December 2018

2018 is almost over, and it is also an end of Heisei era in Japan.  Japan is the only country in the world still using Chinese-style imperial calendars.  It is “2018” for the rest of the world, but in Japan it is Heisei 30, or 30 years into Akihito’s reign.

While the Gregorian calendar is widely used in Japan since 1873, imperial dates feature on government documents, newspapers, and commercial calendars.  The Japanese date system of designating years as era names based on the reign of Emperors still remains in place and runs concurrently along with the Gregorian system.  Each Emperor is designated an era name (gengō) which commences the day the Emperor ascends to the throne and ends on the day of the Emperor’s death.

When an Emperor dies mid-year, that year can therefore have two names.  The year 1989, for example, can historically be referred to as “Shōwa 64” or “Heisei 1” as Emperor Shōwa passed away on January 7th during the 64th year of his reign.  However, specific events that fall on a set date can only have one year.  If you were born between January 1st and 7th 1989, for example, you would say you were born in Shōwa 64 and any date after that, Heisei 1.  It means that the year 2019 will have two names: “Heisei 31” and the new era name.

In December 2017, it was officially announced that Emperor Akihito will abdicate the throne on April 30, 2019 and his son, Crown Prince Naruhito will immediately succeed him on May 1, 2019.  This is the first time that the Emperor abdicating the throne in modern Japan’s history, the last being 200 years ago.  In fact, as per Article 4 of current Imperial Household Law, the throne may only be succeeded upon the current Emperor’s passing. 

Emperor Akihito, who is now in his 80s and been Emperor of Japan since his father Emperor Hirohito, passed away in 1989, expressed his desire to retire via a television address to the nation in August 2016, citing his declining health over recent years and worry over being able to continue with his duties, all be they largely ceremonial.  In response to the Emperor’s wishes and support from the nation, a special one-off law was granted allowing Emperor Akihito to abdicate.

The name of the new era has yet to be released.  The Japanese government will begin preparations for the change of era names on the assumption the new one will be announced about a month ahead of the new emperor’s ascension.  Under usual circumstances, the new era name is only released on its first day; for example, the day after the Emperor’s passing.  For this reason, it would be considered very impolite to publicly anticipate the passing of the country’s figurehead ahead of time.
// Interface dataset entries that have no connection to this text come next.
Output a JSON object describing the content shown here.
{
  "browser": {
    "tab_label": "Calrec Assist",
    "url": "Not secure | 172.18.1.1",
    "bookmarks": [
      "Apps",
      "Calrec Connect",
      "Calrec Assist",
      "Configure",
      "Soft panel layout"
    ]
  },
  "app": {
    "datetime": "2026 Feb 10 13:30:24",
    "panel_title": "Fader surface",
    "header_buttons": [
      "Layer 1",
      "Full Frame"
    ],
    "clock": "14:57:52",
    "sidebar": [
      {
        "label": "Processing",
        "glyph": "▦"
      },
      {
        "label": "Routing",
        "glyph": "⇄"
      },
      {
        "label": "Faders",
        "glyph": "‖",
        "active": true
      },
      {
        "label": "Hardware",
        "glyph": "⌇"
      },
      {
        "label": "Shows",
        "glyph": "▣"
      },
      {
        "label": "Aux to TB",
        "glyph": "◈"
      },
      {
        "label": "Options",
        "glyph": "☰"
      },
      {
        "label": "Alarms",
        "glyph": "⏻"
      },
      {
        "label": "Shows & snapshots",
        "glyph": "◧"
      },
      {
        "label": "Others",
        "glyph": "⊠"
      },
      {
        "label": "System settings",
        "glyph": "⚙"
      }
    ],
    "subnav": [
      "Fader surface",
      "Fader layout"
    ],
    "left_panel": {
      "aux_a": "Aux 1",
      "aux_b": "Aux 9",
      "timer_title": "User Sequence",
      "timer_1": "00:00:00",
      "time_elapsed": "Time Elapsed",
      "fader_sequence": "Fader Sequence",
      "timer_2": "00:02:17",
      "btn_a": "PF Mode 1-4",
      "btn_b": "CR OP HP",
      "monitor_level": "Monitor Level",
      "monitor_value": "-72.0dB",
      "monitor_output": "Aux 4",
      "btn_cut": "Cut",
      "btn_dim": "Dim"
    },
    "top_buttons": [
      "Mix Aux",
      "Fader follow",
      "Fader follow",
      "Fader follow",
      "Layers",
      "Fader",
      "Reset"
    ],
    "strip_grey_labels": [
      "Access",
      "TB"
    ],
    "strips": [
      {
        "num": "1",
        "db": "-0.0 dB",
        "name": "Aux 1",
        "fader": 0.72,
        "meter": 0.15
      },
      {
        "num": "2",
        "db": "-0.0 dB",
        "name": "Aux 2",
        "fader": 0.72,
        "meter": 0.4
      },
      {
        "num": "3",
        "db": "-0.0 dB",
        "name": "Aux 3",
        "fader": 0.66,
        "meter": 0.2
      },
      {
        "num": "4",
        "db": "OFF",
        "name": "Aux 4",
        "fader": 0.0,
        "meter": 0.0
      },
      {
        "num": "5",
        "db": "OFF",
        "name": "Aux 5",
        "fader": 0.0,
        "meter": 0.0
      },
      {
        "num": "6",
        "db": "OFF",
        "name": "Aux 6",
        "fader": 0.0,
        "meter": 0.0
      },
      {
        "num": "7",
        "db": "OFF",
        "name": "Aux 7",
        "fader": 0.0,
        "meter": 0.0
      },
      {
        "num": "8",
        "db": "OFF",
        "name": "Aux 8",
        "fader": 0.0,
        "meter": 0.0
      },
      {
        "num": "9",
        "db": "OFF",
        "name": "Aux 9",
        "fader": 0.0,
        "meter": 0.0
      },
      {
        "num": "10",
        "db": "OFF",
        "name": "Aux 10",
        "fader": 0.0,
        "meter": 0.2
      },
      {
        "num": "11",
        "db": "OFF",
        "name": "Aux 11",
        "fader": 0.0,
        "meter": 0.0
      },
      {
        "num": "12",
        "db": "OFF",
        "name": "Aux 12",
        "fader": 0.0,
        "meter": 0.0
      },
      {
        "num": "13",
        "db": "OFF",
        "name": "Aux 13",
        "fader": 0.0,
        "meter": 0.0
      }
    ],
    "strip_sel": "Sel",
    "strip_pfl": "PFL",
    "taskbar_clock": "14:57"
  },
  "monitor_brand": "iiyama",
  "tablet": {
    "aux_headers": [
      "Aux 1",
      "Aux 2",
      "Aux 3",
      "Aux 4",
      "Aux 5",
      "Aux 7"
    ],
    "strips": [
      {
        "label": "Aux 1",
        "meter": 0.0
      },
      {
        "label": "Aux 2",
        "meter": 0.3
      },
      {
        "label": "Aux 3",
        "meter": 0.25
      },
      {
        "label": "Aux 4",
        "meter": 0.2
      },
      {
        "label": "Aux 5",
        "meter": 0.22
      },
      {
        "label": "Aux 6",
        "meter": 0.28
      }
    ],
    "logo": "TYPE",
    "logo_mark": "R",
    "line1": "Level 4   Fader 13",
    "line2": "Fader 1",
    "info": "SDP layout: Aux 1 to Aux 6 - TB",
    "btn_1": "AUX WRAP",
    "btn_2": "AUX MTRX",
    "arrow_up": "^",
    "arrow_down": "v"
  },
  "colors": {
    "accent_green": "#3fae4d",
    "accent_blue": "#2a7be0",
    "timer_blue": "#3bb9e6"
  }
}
Have a wonderful month, and Merry Christmas!!

Chie Schiller

Board Chair/Executive President

Heisei Emperor Akihito and Empress Michiko.jpg